But if this team was like the thoroughbreds on a racetrack, you could say that they were just hitting full stride. In a nearly miraculous performance, the team of 111 went up for its third attempt and almost effortlessly built the first point then elegantly transitioned to the second and then the third point.“ Did we get it?” “Could it be?” “No way on just the third attempt.” Team members exchanged these and similar expressions of amazement as they walked in from the landing area. No record is official until three credentialed judges review every frame of the videos of the jump. That tedious process started. Once the two onsite judges were satisfied, the videos were uploaded and sent to the third judge, who was offsite. Anxiety built. Was there a subtle bust somewhere that would cost the record? Given time, imaginations can become demons.The second-guessing turned out to be unjustified. The judges rendered their verdict: It was a record! Not only was it a record, but Hal Spence’s partner, Tara Richards, had been in the right seat of the lead aircraft on the record jump. Her representation of Spence was fulfilled. If that was not joyous enough, many on the ground reported that there was a cloud rainbow visible above the formations on the record jump. Plane captains Jim McCormick, Tom McLaughlin, Mikey Raible, Fortson Rumble and Lou Tommaso joined event organizers T.J. Hine and Roger Ponce de Leon as the team gathered in the massive auditorium at Skydive Chicago. The team was perceptibly tense as Chief Judge Marylou Laughlin took the stage. With Judge Jim Rees looking on, the team heard the words they wanted to hear: It was a record! Shrieks, hugs and high fives went on for many minutes. Sweet victory.

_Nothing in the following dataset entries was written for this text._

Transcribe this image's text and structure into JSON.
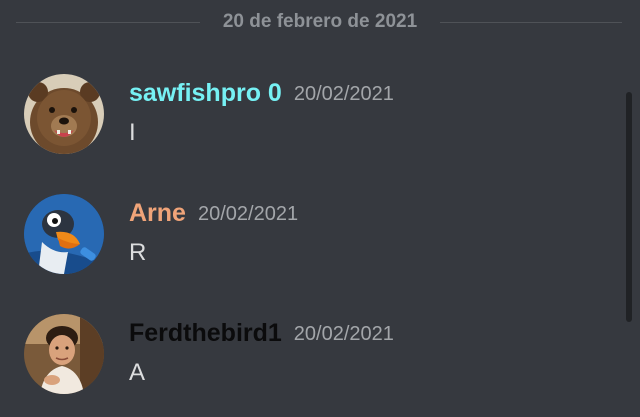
{
  "date_divider": "20 de febrero de 2021",
  "messages": [
    {
      "username": "sawfishpro 0",
      "username_color": "#76f1f4",
      "timestamp": "20/02/2021",
      "content": "I",
      "avatar_icon": "bear-avatar"
    },
    {
      "username": "Arne",
      "username_color": "#f0a479",
      "timestamp": "20/02/2021",
      "content": "R",
      "avatar_icon": "penguin-avatar"
    },
    {
      "username": "Ferdthebird1",
      "username_color": "#0b0b0c",
      "timestamp": "20/02/2021",
      "content": "A",
      "avatar_icon": "person-avatar"
    }
  ],
  "colors": {
    "background": "#36393f",
    "divider_text": "#8e9297",
    "timestamp": "#a3a6aa",
    "message_text": "#dcddde"
  }
}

After its significant success, the team went back up in search of a fourth point. While it did not achieve the fourth point, it was able to again achieve three. Seemingly the team members wanted to make it clear to all that they had the ability to not only set a record but to immediately match it on the next jump.On day three, the weather allowed for three more attempts before the clouds moved in. None resulted in an additional record. And the team made no jumps on day four due to clouds. In all, the team made only seven jumps in four days, but the members certainly proved themselves by setting a world record on only their third attempt.Ponce de Leon, who designed the jumps, commented on the dive plan saying, “It needed to be bullet proof. We had to have all the right people moving at the right time. We’d come so close before, and I was determined that this time we were going to be successful.”Once the starting gate opened, the race was a sprint to the finish line and a victory.